Commercial Remodeling under $500,000: Grand
In his 2001 poem “The Poetic City That Was,” Lawrence Ferlinghetti concludes that, in San Francisco, “Corporate monoculture had wiped out any unique sense of place, turning the ‘island-city’ into an artistic theme-park without artists.” Sixteen years later, the cultural shift hasn’t let up, forcing the local community to come up with alternative ways to preserve what’s left of the once-thriving creative center.
Aidlin Darling Design is one firm contributing to this effort. Earlier this year, principal Joshua Aidlin and his team completed what he describes as his “passion project:” A remodel of a space that serves as the new home to the influential and forward-thinking gallery Modernism founded by revered Bay Area artist Martin Muller. The first to show Andy Warhol, the Russian Avant-Garde, and Le Corbusier on the West Coast, the gallery had been forced out of its home and was at risk of closing down for good. Aidlin was determined to prevent that from happening.
“The tech boom is unprecedented and has changed the entire economy,” Aidlin says. “The creative community is trying desperately to hang in there and take care of each other so we can continue to inspire people in the arts.”

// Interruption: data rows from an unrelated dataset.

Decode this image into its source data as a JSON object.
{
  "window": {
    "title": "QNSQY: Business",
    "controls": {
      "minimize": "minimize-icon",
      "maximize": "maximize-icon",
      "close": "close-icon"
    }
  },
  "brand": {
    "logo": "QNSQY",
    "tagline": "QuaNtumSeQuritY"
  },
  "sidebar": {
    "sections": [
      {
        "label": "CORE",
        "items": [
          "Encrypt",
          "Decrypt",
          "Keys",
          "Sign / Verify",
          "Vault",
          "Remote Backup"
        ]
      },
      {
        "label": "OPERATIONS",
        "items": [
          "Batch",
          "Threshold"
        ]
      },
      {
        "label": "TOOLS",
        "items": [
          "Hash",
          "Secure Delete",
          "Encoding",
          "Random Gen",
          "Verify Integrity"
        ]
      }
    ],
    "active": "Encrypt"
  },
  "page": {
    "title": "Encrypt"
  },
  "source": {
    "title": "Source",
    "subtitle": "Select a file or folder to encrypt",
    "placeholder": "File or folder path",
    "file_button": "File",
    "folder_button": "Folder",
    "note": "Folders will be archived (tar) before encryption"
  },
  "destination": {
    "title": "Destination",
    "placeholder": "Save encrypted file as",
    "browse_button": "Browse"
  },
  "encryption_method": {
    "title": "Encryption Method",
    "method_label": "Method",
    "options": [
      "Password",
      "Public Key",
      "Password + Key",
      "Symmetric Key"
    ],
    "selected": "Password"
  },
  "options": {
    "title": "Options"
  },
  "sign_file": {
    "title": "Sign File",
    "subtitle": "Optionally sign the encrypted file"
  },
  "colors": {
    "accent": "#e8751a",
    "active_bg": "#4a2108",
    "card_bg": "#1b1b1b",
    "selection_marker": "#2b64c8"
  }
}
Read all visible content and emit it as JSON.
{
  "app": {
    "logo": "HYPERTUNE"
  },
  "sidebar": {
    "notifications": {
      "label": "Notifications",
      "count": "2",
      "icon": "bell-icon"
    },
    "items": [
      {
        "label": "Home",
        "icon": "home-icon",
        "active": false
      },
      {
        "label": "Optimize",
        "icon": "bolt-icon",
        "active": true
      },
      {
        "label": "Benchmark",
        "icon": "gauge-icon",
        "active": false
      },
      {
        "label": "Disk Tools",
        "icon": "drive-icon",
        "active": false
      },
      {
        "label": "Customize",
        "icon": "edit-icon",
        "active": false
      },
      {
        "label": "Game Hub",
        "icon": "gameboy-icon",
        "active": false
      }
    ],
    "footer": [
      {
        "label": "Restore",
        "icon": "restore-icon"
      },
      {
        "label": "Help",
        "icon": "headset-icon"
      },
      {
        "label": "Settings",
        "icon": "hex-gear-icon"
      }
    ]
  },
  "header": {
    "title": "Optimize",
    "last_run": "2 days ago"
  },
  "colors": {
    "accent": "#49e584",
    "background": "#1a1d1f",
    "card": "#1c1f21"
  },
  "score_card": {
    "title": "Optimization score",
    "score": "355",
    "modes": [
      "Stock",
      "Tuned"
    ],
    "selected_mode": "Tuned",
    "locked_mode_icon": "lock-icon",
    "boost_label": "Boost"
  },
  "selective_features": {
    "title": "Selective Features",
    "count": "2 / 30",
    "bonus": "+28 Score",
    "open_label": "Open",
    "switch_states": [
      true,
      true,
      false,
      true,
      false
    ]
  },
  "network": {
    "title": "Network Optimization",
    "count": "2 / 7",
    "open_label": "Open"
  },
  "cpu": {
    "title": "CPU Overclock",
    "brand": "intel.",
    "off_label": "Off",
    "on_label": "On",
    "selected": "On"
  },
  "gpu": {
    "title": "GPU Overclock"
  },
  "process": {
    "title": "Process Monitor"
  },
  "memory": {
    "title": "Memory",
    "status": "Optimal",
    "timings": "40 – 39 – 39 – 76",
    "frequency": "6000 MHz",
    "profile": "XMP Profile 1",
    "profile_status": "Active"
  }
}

Located in a former grocery store in the up-and-coming Tenderloin arts district, the new Modernism building honors the history of the existing structure and the origins of the gallery while providing a place for viewing experimental art. The design retained more than 70% of the existing structure, revealing much of it as the finished surface.
Within, the space is divided both horizontally and vertically. The ground floor is divided into two galleries: a two-story sky-lit space incorporating mobile walls that can be reconfigured as needed and asingle-story space with sliding walls to hide a storage area that can hold hundreds of artworks. A more intimate second-floor mezzanine has offices and places for private meetings with collectors.
The gallery’s front facade provided an opportunity to express Muller’s roots in cubism as well as early deconstructive painters. Inspired by the lithographs of El Lissitzky, one of the first artists to be shown in the 38-year history of the gallery, the design focuses on point, line, and plane to create a large streetfront viewing portal and the primary entry.
“We crafted this large aperture frame for passersby to look into gallery yet simultaneously articulate the entry canopy that you pass through for entry off the street so it becomes this abstract painting and then a three-dimensional abstract sculpture,” Aidlin explains.
The steel frame on the storefront serves several purposes, too. It supports both the enclosure for the roll-down grille and the extension of the entry canopy, and it is the base of an interior bench, thus providing the functions of entry, viewing, repose, and security.
FROM THE FIRM:
The design of the Modernism Gallery honors both the history of the existing structure and the origins of Modernism itself. The new façade of the gallery was inspired by the lithographs of El Lissitsky, one of the first artists to be shown in the revered history of the Gallery. A series of steel frames, planes, and lines are sculpted to create a large street front viewing portal and the primary entry into the gallery. Within, the design creates a highly intentional and complimentary dialogue between the original structure of board form concrete walls and wood ceiling members, and the new, crisp, white modern planes that define the walls for displaying art. The program is delineated vertically into a public ground floor for the viewing of art and a more intimate second floor mezzanine for offices and more private meetings with art collectors. The ground floor contains two galleries of opposite character. The first, a two story skylit gallery that incorporates mobile walls that can be reconfigured as needed depending on the curator's vision of the respective exhibit. The second gallery is a much more intimate single story space with sliding walls that reveal hundreds of stored art works which can be retrieved and hung at a moments notice.